I knew that I could have played 16…BxN, but had decided that he surely wouldn’t agree to a draw, so I’ll play for a win. Unfortunately, I made this decision in time-pressure.
When he played 21.Nh4, my original idea had been to counter this move with 21…Bg5 (with ..f6 to follow) but somehow played ..Qd7 (because my mind was on where to put the queen) first and was then stuck with the chore of defending ..f7.
I flagged just barely, but he had achieved a dominating winning position by then.
I didn’t notice he had the Qf6 move winning a piece until move 23, when I would have replied 23…Rh8-c8, sacking the bishop. I didn’t see Qf6 a move earlier, but now I am in time-pressure and he is playing quickly, and is looking at my clock now and then during the game. If I had played ..Bg5 when I had meant to, then his g4 could have been met by ..Bf4. I had intended to sac my h-pawn for some counterplay, but had bungled the whole affair starting with my ..Qd7 move.
Paul showed why he is such a great endgame player, just keeps building the position and doesn’t let out the tension with a NxB trade. He had over 50 minutes at the end of the game. This is one thing I find unfortunate about G/90, the chance of one endgame mistake (not playing ..Bg5 at the crucial moment) and it becomes an entirely different endgame, not even counting the piece he could have taken.

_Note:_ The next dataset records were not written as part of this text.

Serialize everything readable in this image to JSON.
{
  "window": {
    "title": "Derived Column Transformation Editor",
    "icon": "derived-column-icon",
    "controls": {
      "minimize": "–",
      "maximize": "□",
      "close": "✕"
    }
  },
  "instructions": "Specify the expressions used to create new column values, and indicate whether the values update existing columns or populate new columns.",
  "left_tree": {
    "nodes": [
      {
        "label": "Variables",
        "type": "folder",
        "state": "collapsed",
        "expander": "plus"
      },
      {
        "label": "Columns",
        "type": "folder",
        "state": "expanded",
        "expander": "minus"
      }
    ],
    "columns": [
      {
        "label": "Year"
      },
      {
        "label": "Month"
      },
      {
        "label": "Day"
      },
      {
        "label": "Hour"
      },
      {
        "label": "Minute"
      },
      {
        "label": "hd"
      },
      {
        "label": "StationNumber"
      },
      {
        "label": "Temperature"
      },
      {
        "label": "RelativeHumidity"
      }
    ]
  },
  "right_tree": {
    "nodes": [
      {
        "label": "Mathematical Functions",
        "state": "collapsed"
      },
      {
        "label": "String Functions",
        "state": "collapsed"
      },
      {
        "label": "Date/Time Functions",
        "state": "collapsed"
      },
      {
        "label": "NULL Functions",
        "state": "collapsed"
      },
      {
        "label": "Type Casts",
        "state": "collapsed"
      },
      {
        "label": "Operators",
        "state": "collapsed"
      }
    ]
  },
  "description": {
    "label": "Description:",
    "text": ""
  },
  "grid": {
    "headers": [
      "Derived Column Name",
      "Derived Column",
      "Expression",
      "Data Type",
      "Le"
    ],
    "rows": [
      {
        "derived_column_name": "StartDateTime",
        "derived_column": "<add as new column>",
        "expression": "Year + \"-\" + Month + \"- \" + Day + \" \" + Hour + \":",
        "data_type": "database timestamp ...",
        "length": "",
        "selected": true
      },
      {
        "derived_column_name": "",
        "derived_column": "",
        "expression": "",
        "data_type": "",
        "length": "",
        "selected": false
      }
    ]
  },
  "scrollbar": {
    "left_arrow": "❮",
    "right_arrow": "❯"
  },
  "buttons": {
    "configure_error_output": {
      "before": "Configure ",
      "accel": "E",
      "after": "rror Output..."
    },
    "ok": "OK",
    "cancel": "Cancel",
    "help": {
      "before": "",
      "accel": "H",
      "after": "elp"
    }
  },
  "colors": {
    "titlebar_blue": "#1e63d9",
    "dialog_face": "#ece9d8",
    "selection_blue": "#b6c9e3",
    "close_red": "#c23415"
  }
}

The big mistake I made in this game was a psychological and time-pressure one. In time-pressure, I decided I liked my position enough to play for a win instead of a draw, even though I knew as soon he had played d5, that strategically it would be best for me to trade my bad bishop for a knight, but I tried for something tactically instead when I had a great big nothing of a position, and a draw would have been a great result against him as Black from this opening position.